It takes a brave soul to experiment with a set skin-care regimen. When you have a routine that works for you, you might not want to deviate from it—lest you start breaking out in acne or dry patches. But as a beauty writer, skin-care experimentation is part of my job description, and my most recent experiment involved replacing my cleanser with micellar water every time I washed my face.
You see, I was on a two-week, three-city tour of Mexico and realized I had forgotten my cleanser. I did, however, have some micellar water on hand, so I decided to… just use that for the remainder of my trip. Considering French women swear by washing their faces with the stuff, I figured there had to be something to it. So I threw caution (and cleanser) to the wind to see how my skin would respond.
What is micellar water?
“Micellar water is typically a combination of purified water, hydrating ingredients, and low concentrations of extremely mild surfactants,” says licensed esthetician Dihan FC, founder of Skin by DihanFC. “The molecules of those mild surfactants naturally group together to form microscopic spheres called micelles. These micelles will act like magnets for dirt and oil.”
Put another way, micellar water works to remove dirt and oil from your face. But skin-care experts generally don’t recommend the liquid as a replacement for your cleanser.
“Though micellar water delivers hydration while cleansing, it should not be used as a standalone cleanser,” says melanated skincare expert and board-certified dermatologist Simran Sethi, MD. “It is better suited to be a makeup cleanser that should be followed by a more exfoliating cleanser containing an AHA or BHA.”
Skin-care experts’ predictions for replacing my cleanser with micellar water
With that in mind, I was expecting the experts to all but write me off as unwell for deciding to undergo this experiment. But neither Dr. Sethi or FC were really all that concerned, because micellar water does offer some pretty stellar cleansing properties—especially for people with sensitive skin.

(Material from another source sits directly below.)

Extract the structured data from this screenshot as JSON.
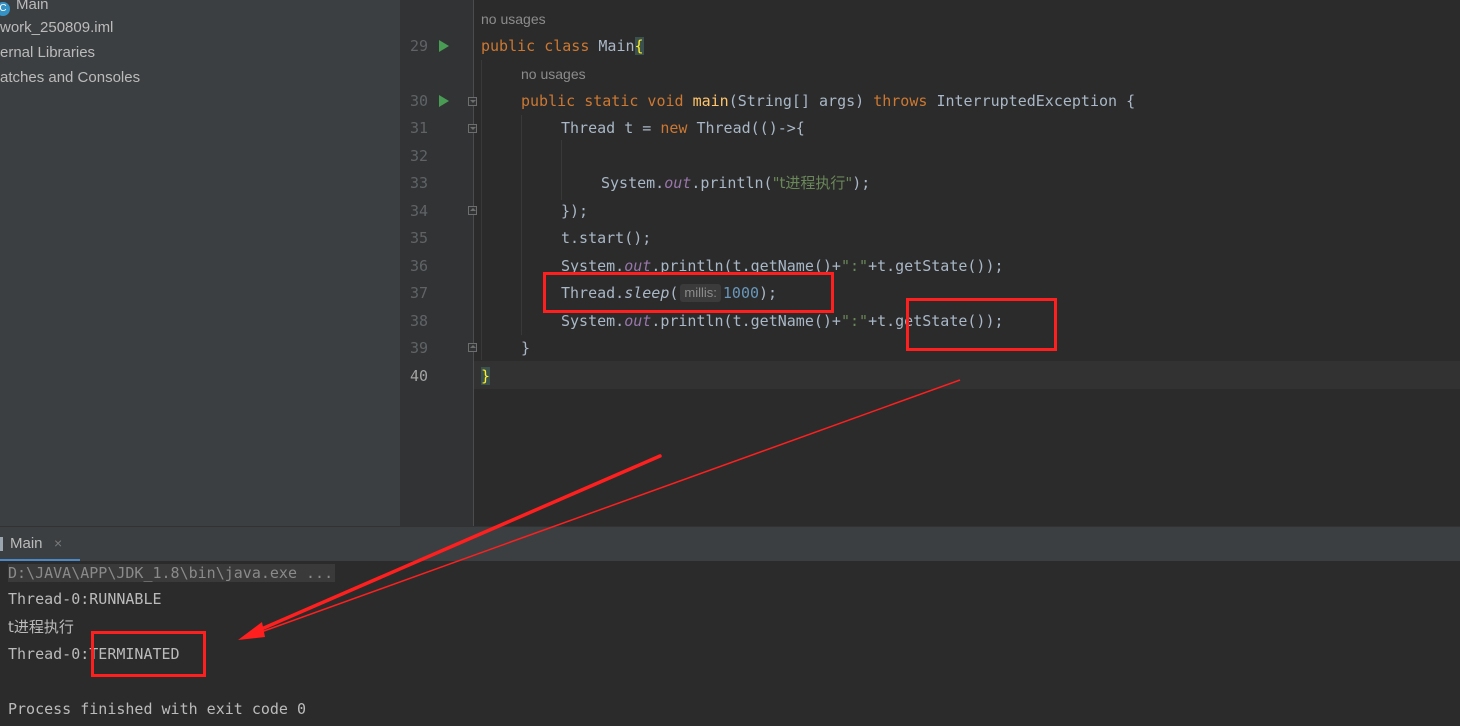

“The formulas [for micellar waters] are typically light and gentle, which helps those who may be experiencing sensitized skin,” says FC. “They can be a great option for those with compromised barriers, who may need the mildest of cleansing options—and even for those who have chronic skin conditions like eczema and psoriasis.” She adds that because most micellar waters don’t need to be rinsed off, they can aid in protecting the skin barrier without drying out the dermis.

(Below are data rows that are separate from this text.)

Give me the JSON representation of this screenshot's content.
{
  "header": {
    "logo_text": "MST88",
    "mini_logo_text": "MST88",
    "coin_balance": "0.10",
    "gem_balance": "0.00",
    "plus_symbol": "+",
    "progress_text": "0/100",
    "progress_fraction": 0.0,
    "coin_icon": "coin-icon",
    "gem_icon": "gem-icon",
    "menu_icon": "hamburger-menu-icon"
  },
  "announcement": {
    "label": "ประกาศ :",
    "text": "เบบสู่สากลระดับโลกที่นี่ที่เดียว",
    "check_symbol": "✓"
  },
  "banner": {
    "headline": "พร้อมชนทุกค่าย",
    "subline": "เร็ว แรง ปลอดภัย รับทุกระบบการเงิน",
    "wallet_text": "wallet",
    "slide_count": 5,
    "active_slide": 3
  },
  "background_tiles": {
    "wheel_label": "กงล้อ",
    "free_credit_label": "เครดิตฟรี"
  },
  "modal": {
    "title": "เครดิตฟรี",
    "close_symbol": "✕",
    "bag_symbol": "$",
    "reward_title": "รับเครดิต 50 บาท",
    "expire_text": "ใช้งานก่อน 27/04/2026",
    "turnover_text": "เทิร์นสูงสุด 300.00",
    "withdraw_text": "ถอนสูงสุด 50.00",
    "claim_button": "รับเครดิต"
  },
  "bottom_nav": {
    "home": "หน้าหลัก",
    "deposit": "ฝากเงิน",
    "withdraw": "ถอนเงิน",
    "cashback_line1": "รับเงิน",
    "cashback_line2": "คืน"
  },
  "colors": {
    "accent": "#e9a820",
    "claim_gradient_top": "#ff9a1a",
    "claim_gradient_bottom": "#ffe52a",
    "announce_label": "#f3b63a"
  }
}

While she thought my skin would be fine with micellar water instead of cleanser, Dr. Sethi was less confident. She predicted that my skin would “feel smooth for the first week,” but after that, I “may start developing some whiteheads or small breakouts, especially in areas like around the nose or chin.”
Surprise surprise—she was spot on.
What happened to my skin when I replaced my cleanser with micellar water
During my micellar water experiment, I tried out a few different application processes. Sometimes I would dampen a washcloth with micellar water, use it to wipe my face, and then rinse everything off. Other times, I would ditch the washcloth and use the liquid in the shower the same way I would a standard cleanser (a good ol’ lather and rinse) but didn’t love the way that worked, so I stuck with the washcloth method most days.
In the beginning, my skin still felt clean—I wasn’t breaking out, and my complexion didn’t look any duller or drier than it had before the experiment started. For the first week, I was pleasantly surprised by the results, and appreciated that it didn’t feel like I was layering other products (serum, moisturizer, etc.) on top of dirty skin.
As I traveled throughout Mexico, though, I found myself on a lot of buses, planes, and car rides—which meant that my skin was constantly exposed to reused air. It wasn’t long until I started seeing the effects in the form of dryness, dullness, and a pimple on my nose… and I really started missing my cleanser.
This, of course, is exactly what Dr. Sethi said would happen. “Debris can get deposited deep into pores and we need ingredients that can unglue that debris and effectively clean out the pores,” she says. “I am not surprised by your results because I have met quite a few patients who depend on micellar water to wash their face but then start breaking out or even notice that their complexion appears dull,” Dr. Sethi says.
So while micellar water is great for gently removing makeup, it doesn’t quite work hard enough to give pores the deep clean they need to stay clear of dirt and grime—you need an actual cleanser for that, and now I understand why.
When my face wash and I were reunited at the end of two weeks, I remembered what I’d been missing. While I’ll keep my micellar water on hand to use as the first step of a double cleanse, it likely won’t be the solo star of the show ever again—unless I find myself hundreds of miles away from home without another option.